that the President had sent Genl. Taylor into an inhabited part of the
country belonging to Mexico, and not to the U.S. and thereby had provoked
the first act of hostility - in fact the commencement of the war; that
the place, being the county bordering on the East bank of the Rio Grande,
was inhabited by native Mexicans, born there under the Mexican government;
and had never submitted to, nor been conquered by Texas, or the U.S. nor
transferred to either by treaty - that although Texas claimed the Rio Grande
as her boundary, Mexico had never recognized it, the people on the ground
had never recognized it, and neither Texas nor the U.S. had ever enforced
it - that there was a broad desert between that, and the country over which
Texas had actual control - that the country where hostilities commenced,
having once belonged to Mexico, must remain so, until it was somehow legally
transferred, which had never been done.
Mr. L. thought the act of sending an armed force among the Mexicans,
was unnecessary, inasmuch as Mexico was in no way molesting, or
menacing the U.S. or the people thereof; and that it was unconstitutional,
because the power of levying war is vested in Congress, and not in
the President. He thought the principal motive for the act, was to divert
public attention from the surrender of "Fifty-four, forty, or fight"
to Great Britain, on the Oregon boundary question.

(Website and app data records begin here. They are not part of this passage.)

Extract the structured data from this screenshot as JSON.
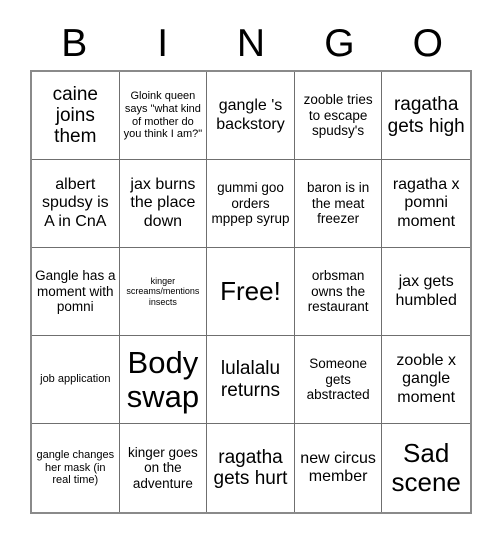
{
  "card": {
    "header_letters": [
      "B",
      "I",
      "N",
      "G",
      "O"
    ],
    "columns": 5,
    "rows": 5,
    "free_space_index": 12,
    "colors": {
      "background": "#ffffff",
      "text": "#000000",
      "grid_line": "#6f6f6f",
      "outer_border": "#8a8a8a"
    },
    "cells": [
      {
        "text": "caine joins them",
        "size": "xl"
      },
      {
        "text": "Gloink queen says \"what kind of mother do you think I am?\"",
        "size": "sm"
      },
      {
        "text": "gangle 's backstory",
        "size": "lg"
      },
      {
        "text": "zooble tries to escape spudsy's",
        "size": "md"
      },
      {
        "text": "ragatha gets high",
        "size": "xl"
      },
      {
        "text": "albert spudsy is A in CnA",
        "size": "lg"
      },
      {
        "text": "jax burns the place down",
        "size": "lg"
      },
      {
        "text": "gummi goo orders mppep syrup",
        "size": "md"
      },
      {
        "text": "baron is in the meat freezer",
        "size": "md"
      },
      {
        "text": "ragatha x pomni moment",
        "size": "lg"
      },
      {
        "text": "Gangle has a moment with pomni",
        "size": "md"
      },
      {
        "text": "kinger screams/mentions insects",
        "size": "xs"
      },
      {
        "text": "Free!",
        "size": "xxl"
      },
      {
        "text": "orbsman owns the restaurant",
        "size": "md"
      },
      {
        "text": "jax gets humbled",
        "size": "lg"
      },
      {
        "text": "job application",
        "size": "sm"
      },
      {
        "text": "Body swap",
        "size": "huge"
      },
      {
        "text": "lulalalu returns",
        "size": "xl"
      },
      {
        "text": "Someone gets abstracted",
        "size": "md"
      },
      {
        "text": "zooble x gangle moment",
        "size": "lg"
      },
      {
        "text": "gangle changes her mask (in real time)",
        "size": "sm"
      },
      {
        "text": "kinger goes on the adventure",
        "size": "md"
      },
      {
        "text": "ragatha gets hurt",
        "size": "xl"
      },
      {
        "text": "new circus member",
        "size": "lg"
      },
      {
        "text": "Sad scene",
        "size": "xxl"
      }
    ]
  }
}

Mr. L. was not a candidate for re-election. This was determined upon,
and declared before he went to Washington, in accordance with an understanding
among Whig friends, by which Col. Hardin, and Col. Baker had each previously
served a single term in the same District.
In 1848, during his term in congress, he advocated Gen. Taylor's nomination
for the Presidency, in opposition to all others, and also took an active
part for his election, after his nomination - speaking a few times in Maryland,
near Washington, several times in Massachusetts, and canvassing quite fully
his own district in Illinois, which was followed by a majority in the district
of over 1500 for Gen. Taylor.
Upon his return from Congress he went to the practice of the law with
greater earnestness than ever before. In 1852 he was upon the Scott electoral
ticket, and did something in the way of canvassing, but owing to the hopelessness
of the cause in Illinois, he did less than in previous presidential canvasses.
In 1854, his profession had almost superseded the thought of politics
in his mind, when the repeal of the Missouri compromise aroused him as
he had never been before.
In the autumn of that year he took the stump with no broader practical
aim or object to secure, if possible, the re-election of Hon Richard Yates
to congress. His speeches at once attracted a more marked attention than
they had ever before done. As the canvass proceeded, he was drawn to different
parts of the state, outside of Mr. Yates' district. He did not abandon
the law, but gave his attention, by turns, to that and politics. The State
agricultural fair was at Springfield that year, and Douglas was announced
to speak there.
In the canvass of 1856, Mr. L. made over fifty speeches, no one of which,
so far as he remembers, was put in print. One of them was made at Galena,
but Mr. L. has no recollection of any part of it being printed; nor does
he remember whether in that speech he said anything about a Supreme court
decision. He may have spoken upon that subject; and some of the newspapers
may have reported him as saying what is now ascribed to him; but he thinks
he could not have expressed himself as represented.